by Jemar Tisby
A living civil rights legend imparts a lifetime of hard-earned wisdom in what may be his final book.
John’s Perkins had every reason to turn his back on God and on white people.
Born into poverty in rural Mississippi, his mother died when he was just a baby, partially due to malnutrition brought on by the lack of food and healthcare for poor Black Mississippians.
Then a police officer shot his brother, Clyde, in the stomach twice and killed him. John was with him in the ambulance on the way to the hospital.
His older sister was murdered by her boyfriend. He lost two children to early deaths.
And the suffering continued.
In 1970, white police officers unjustly arrested Perkins and brutally beat and tortured him in a rural Mississippi jail.
On top of it all he has endured three bouts with cancer including one that threatens his life at this very moment.
For a time he quit the state and the people who had caused him so much pain. He moved to California and made a life for himself and his young family. But God gripped his soul and gave him a new mission.
He returned to Mississippi and began a lifetime of ministry and transformation there. He has spoken to tens of thousands in audience across the country, helped found the Christian Community Development Association (CCDA), and leads the John and Vera Mae Perkins Foundation from west Jackson, Mississippi.
Now at the age of 91 years old, Perkins has written the final book in a 3-part series he calls his “manifesto.” The first was One Blood: Parting Words to the Church on Race and Love and the second was He Calls Me Friend: The Healing Power of Friendship in a Lonely World.

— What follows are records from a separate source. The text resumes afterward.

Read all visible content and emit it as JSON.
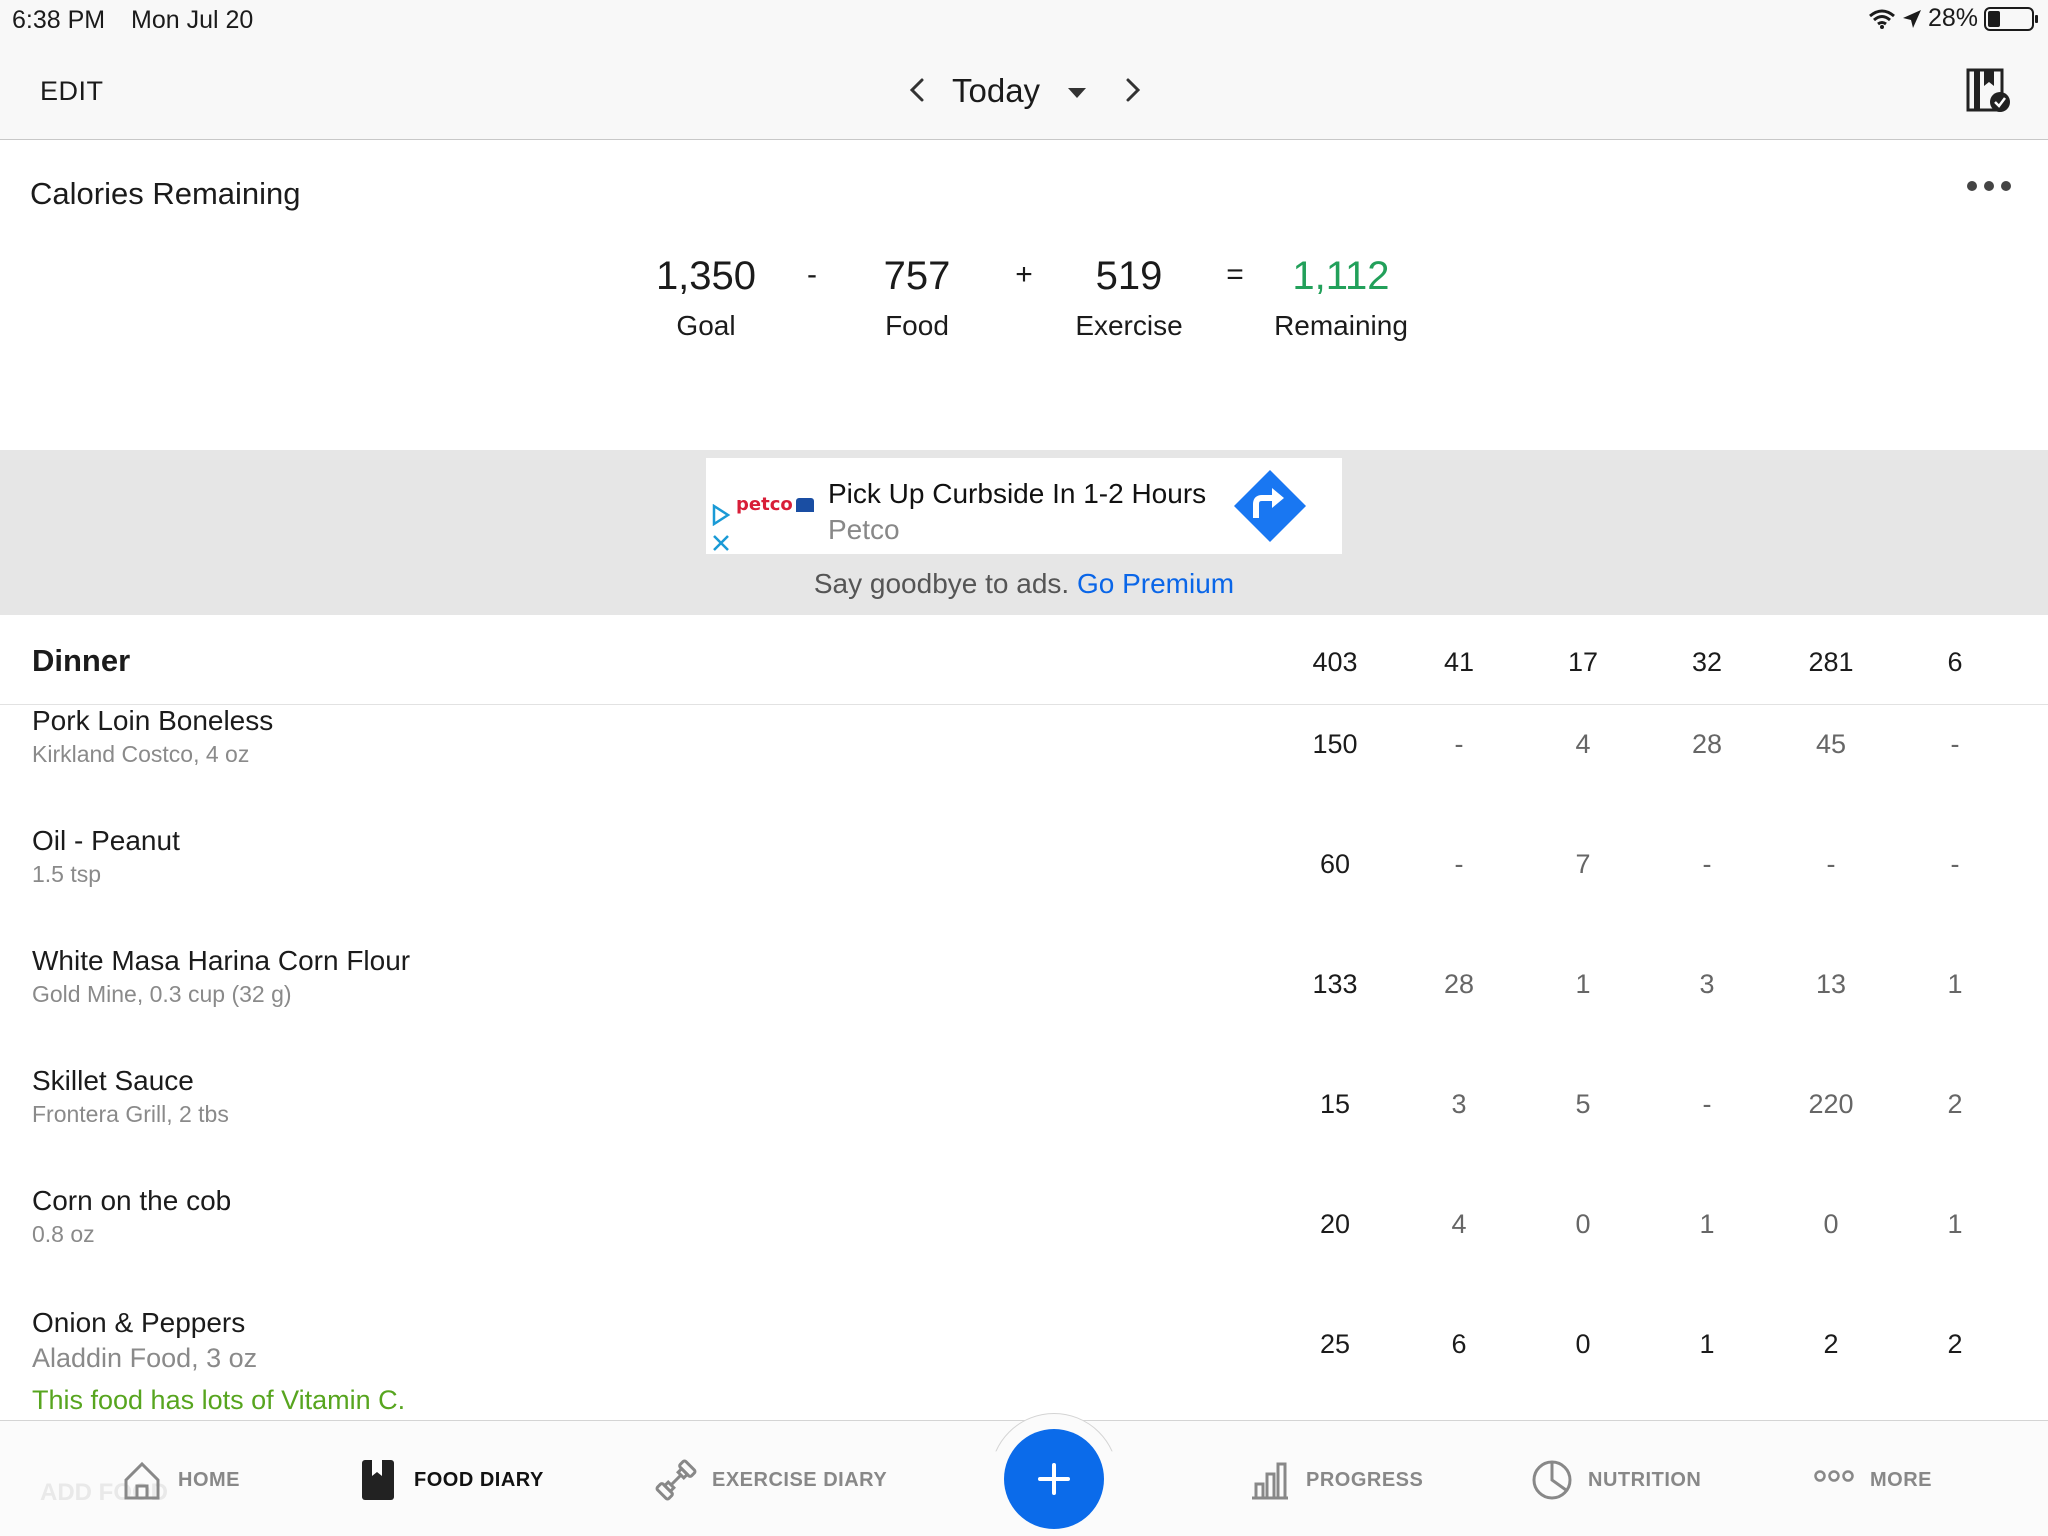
{
  "status": {
    "time": "6:38 PM",
    "date": "Mon Jul 20",
    "battery": "28%",
    "battery_level": 0.28
  },
  "nav": {
    "edit_label": "EDIT",
    "date_label": "Today"
  },
  "calories": {
    "title": "Calories Remaining",
    "goal": "1,350",
    "goal_label": "Goal",
    "op1": "-",
    "food": "757",
    "food_label": "Food",
    "op2": "+",
    "exercise": "519",
    "exercise_label": "Exercise",
    "op3": "=",
    "remaining": "1,112",
    "remaining_label": "Remaining",
    "remaining_color": "#22a05a"
  },
  "ad": {
    "brand": "petco",
    "headline": "Pick Up Curbside In 1-2 Hours",
    "sponsor": "Petco",
    "premium_text": "Say goodbye to ads.",
    "premium_link": "Go Premium"
  },
  "meal": {
    "name": "Dinner",
    "totals": [
      "403",
      "41",
      "17",
      "32",
      "281",
      "6"
    ],
    "items": [
      {
        "name": "Pork Loin Boneless",
        "desc": "Kirkland Costco, 4 oz",
        "values": [
          "150",
          "-",
          "4",
          "28",
          "45",
          "-"
        ]
      },
      {
        "name": "Oil - Peanut",
        "desc": "1.5 tsp",
        "values": [
          "60",
          "-",
          "7",
          "-",
          "-",
          "-"
        ]
      },
      {
        "name": "White Masa Harina Corn Flour",
        "desc": "Gold Mine, 0.3 cup (32 g)",
        "values": [
          "133",
          "28",
          "1",
          "3",
          "13",
          "1"
        ]
      },
      {
        "name": "Skillet Sauce",
        "desc": "Frontera Grill, 2 tbs",
        "values": [
          "15",
          "3",
          "5",
          "-",
          "220",
          "2"
        ]
      },
      {
        "name": "Corn on the cob",
        "desc": "0.8 oz",
        "values": [
          "20",
          "4",
          "0",
          "1",
          "0",
          "1"
        ]
      },
      {
        "name": "Onion & Peppers",
        "desc": "Aladdin Food, 3 oz",
        "values": [
          "25",
          "6",
          "0",
          "1",
          "2",
          "2"
        ],
        "note": "This food has lots of Vitamin C."
      }
    ],
    "add_food_label": "ADD FOOD"
  },
  "tabs": [
    {
      "label": "HOME",
      "icon": "home-icon"
    },
    {
      "label": "FOOD DIARY",
      "icon": "food-diary-icon"
    },
    {
      "label": "EXERCISE DIARY",
      "icon": "dumbbell-icon"
    },
    {
      "label": "PROGRESS",
      "icon": "bar-chart-icon"
    },
    {
      "label": "NUTRITION",
      "icon": "pie-chart-icon"
    },
    {
      "label": "MORE",
      "icon": "more-dots-icon"
    }
  ],
  "colors": {
    "accent": "#0b6bea",
    "positive": "#22a05a",
    "note_green": "#57a51f"
  }
}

Count It All Joy is not a book most of us, least of all advocates and activists, prefer to read. We want to talk about triumph and victory and how it all turns out well in the end.
But that’s not real life.
Real life is hardship, opposition, failure, and struggle. Perkins has endured more of these vicissitudes and injustices than most.
In this book, though, he offers sage wisdom from someone who has found a way to survive and flourish, not as one who has escaped suffering, but in the midst of it.
Perkins shows us that in God’s economy, suffering is never wasted. He writes, “None of us want suffering, but when it comes—it comes as a teacher.”
Not all suffering is the same. Perkins speaks of the “suffering that chooses you” such as the tragedies in his health and family life. But he also describes the “suffering that you choose.”
It’s when you choose to die to self and pour out your life as an offering to the Lord, like so many of the New Testament saints did. I want to lift up suffering as a worthy offering to our Lord, who showed us how to suffer well.
This is not how it’s supposed to be. One day Jesus will crack the sky and wipe every tear and bind up the broken-hearted. One day suffering will be no more.
Until that day, we have survivors and activists like John Perkins and we have their words.
I had the honor of writing the afterword for Count It All Joy. Here’s an excerpt from one of the most emotional pieces of writing I’ve done.
We are living in the final days of the generation that lived through the Civil Rights movement. Soon they will all pass away. As a historian, this fact grieves me. All that wisdom, all those experiences will quickly be accessible only in what these women and men left behind. As a Black Christian, I am afflicted with despondence because men like John Perkins are the witnesses I look to for guidance. In many ways we still need their living witness to help us navigate the rocks of racism, the potholes of prejudice, and the uncertainties of the Christian life. My heart cries, “Don’t leave us! Not yet.”
As I think of a world where John Perkins is a memory, I weep. Men of his faith, vigor, and tenacity are rare. He has been working for justice, reconciliation, and peace with God for longer than most of us have been alive. “As I am closing in on the final chapter of my life,” he wrote, “I see things clearer than I did before.”
I am glad for his clarity. I must confess, though, that as Dr. Perkins nears the end of this phase of his existence I can hardly see a thing through the mist of my tears.
Each generation will have to find their own way. We cannot live in the past nor can we replicate it. That’s not what John Perkins would want us to do anyway. He wants us to learn from him, yes from his mistakes, but also from his suffering. But he does not leave us to figure it out all on our own. He has left us the words in this book as a lamp to illuminate our steps.
We should pay careful attention to parting words. Jesus’s last words before he ascended into heaven were, “But you will receive power when the Holy Spirit has come upon you, and you will be my witnesses in Jerusalem and in all Judea and Samaria, and to the end of the earth” (Acts 1:9). John Perkins heeded those words and bore witness to the power of Jesus Christ to transform hearts, minds, and conditions for the glory of God. Now, in order to offer our own witness to this generation and those that follow, we should listen to John Perkins’ parting words…”count it all joy.”